(TASK TO CARRY OUT): Return a copy of every line in the records that includes the word "source".

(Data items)

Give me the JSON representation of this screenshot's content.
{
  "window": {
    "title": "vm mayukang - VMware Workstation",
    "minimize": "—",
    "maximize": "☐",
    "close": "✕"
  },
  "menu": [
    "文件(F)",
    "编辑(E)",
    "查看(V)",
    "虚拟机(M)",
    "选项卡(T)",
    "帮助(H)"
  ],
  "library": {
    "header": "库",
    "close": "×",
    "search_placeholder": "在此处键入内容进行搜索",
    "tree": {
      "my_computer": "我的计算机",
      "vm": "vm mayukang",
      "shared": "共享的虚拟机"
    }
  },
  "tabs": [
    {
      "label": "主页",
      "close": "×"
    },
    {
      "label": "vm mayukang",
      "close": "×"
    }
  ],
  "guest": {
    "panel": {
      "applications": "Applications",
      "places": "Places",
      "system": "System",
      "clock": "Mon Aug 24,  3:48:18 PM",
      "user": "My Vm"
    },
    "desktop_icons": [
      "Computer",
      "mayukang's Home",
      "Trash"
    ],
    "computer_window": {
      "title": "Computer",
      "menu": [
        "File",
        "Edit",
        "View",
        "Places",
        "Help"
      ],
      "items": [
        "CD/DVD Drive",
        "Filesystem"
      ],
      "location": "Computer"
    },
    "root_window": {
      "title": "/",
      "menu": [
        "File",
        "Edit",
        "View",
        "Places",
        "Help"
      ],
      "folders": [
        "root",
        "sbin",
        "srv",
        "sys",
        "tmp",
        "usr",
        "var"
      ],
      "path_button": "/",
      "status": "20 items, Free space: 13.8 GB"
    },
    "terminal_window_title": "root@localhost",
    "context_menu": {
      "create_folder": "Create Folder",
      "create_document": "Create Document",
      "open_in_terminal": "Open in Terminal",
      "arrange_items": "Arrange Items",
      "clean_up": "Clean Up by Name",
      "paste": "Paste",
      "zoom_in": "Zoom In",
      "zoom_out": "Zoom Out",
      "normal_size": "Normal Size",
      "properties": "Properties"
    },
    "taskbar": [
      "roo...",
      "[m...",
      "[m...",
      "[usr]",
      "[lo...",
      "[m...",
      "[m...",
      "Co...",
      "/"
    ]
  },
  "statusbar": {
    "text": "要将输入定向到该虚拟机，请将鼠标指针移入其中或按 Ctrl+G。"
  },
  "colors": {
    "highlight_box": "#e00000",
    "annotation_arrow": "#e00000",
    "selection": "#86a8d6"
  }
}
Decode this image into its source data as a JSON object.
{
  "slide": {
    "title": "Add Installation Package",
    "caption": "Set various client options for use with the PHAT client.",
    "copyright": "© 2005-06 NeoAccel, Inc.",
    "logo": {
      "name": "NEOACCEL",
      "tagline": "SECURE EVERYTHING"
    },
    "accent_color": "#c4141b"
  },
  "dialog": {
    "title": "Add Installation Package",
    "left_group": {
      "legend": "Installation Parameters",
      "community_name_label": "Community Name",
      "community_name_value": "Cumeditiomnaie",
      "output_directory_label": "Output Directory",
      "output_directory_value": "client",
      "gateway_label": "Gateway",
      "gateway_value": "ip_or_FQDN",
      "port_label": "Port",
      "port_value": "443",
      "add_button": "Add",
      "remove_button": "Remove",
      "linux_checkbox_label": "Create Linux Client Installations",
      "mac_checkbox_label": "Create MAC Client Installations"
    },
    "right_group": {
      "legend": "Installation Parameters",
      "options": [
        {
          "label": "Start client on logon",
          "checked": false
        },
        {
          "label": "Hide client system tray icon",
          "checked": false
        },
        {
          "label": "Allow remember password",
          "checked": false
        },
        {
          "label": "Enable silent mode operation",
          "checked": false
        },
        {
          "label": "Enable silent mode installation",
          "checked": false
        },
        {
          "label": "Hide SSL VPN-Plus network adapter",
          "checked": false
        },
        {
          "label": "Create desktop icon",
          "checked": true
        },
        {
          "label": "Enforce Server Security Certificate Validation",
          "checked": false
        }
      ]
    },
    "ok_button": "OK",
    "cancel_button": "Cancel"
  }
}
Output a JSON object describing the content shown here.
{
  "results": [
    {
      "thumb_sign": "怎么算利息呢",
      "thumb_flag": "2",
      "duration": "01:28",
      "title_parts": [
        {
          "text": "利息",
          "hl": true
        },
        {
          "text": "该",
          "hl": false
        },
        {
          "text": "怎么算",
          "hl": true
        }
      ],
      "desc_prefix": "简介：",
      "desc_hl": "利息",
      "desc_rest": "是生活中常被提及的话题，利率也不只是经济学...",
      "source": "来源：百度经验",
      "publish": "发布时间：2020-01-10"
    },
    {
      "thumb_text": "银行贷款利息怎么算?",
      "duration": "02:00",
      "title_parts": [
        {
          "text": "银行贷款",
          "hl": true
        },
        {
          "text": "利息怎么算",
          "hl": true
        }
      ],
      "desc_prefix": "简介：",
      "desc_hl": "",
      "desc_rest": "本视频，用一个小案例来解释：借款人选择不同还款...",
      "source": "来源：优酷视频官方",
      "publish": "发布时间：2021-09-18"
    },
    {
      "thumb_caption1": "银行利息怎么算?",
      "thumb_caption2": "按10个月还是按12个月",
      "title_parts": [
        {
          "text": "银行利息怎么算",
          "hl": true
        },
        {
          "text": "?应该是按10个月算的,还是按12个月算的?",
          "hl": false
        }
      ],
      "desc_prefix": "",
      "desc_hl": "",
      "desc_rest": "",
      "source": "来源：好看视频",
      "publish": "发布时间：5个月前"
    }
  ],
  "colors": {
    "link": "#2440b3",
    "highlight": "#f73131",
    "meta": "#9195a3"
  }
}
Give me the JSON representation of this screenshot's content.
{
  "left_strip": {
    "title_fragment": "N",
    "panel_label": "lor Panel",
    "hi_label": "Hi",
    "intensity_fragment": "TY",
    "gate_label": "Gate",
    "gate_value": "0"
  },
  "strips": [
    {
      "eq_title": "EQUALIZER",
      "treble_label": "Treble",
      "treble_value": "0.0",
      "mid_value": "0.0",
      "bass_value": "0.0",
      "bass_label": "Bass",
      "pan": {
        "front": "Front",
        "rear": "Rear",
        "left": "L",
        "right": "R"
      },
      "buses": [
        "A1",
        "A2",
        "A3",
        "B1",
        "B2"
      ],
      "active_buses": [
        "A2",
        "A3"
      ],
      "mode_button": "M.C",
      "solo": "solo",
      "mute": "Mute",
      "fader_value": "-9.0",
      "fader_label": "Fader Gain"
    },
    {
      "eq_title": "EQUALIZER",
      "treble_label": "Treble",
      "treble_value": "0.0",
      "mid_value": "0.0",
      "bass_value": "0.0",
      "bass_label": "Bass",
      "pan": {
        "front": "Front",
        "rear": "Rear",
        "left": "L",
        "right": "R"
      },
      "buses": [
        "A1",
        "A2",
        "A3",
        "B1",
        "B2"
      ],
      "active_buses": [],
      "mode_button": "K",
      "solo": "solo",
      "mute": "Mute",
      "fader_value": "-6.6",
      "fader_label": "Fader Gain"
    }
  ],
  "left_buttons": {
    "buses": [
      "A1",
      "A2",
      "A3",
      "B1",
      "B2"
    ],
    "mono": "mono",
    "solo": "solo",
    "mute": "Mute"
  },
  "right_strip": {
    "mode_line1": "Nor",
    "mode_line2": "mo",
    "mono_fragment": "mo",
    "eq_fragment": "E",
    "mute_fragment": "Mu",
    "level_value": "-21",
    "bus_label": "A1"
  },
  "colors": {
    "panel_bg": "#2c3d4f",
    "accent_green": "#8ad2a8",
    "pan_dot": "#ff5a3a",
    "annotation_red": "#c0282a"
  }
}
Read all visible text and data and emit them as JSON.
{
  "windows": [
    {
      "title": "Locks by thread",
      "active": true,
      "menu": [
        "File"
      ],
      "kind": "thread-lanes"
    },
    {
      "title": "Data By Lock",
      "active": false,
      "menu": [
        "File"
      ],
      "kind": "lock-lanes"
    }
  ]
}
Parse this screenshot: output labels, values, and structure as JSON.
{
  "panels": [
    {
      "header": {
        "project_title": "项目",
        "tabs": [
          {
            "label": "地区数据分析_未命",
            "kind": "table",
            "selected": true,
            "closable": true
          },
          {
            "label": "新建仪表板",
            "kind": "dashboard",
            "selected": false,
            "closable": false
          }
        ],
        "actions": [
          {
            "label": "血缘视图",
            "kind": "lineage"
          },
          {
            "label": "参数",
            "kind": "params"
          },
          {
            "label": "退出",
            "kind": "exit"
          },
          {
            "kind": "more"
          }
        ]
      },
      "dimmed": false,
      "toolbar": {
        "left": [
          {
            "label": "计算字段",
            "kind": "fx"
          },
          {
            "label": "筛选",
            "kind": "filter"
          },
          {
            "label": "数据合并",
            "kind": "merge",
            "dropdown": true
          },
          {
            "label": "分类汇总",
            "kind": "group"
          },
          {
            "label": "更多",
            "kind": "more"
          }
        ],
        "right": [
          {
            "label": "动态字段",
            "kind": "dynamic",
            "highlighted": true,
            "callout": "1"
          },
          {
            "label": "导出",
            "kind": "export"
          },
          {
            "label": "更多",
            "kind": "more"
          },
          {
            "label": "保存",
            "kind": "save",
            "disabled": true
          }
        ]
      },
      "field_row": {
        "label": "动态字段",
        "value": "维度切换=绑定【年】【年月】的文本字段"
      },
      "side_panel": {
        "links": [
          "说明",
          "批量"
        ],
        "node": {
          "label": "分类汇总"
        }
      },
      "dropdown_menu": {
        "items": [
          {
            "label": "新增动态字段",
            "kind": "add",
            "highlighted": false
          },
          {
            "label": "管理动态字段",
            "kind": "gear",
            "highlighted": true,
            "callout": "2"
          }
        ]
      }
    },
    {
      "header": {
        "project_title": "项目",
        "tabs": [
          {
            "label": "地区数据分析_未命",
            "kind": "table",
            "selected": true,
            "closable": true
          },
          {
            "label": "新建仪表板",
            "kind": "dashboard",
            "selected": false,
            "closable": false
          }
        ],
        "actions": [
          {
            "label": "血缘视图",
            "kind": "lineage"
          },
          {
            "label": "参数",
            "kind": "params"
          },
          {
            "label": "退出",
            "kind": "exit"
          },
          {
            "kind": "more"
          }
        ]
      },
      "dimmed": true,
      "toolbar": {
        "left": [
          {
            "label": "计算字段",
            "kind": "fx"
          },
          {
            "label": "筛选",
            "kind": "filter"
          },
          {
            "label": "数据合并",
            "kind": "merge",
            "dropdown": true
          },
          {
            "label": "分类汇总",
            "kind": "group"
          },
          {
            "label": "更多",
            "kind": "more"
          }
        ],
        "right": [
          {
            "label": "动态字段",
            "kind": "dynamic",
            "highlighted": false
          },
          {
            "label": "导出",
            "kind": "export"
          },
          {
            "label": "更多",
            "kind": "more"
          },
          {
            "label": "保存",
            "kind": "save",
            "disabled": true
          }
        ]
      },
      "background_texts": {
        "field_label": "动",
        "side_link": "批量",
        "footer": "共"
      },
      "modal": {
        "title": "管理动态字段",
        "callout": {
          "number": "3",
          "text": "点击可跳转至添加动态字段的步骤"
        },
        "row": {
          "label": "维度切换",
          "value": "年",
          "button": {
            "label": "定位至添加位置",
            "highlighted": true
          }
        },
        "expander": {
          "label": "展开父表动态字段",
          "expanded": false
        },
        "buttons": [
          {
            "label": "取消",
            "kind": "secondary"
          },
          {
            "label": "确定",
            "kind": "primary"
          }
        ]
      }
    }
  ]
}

(WRITTEN SOLUTION):
Decode this image into its source data as a JSON object.
      "source": "来源：百度经验",
      "source": "来源：优酷视频官方",
      "source": "来源：好看视频",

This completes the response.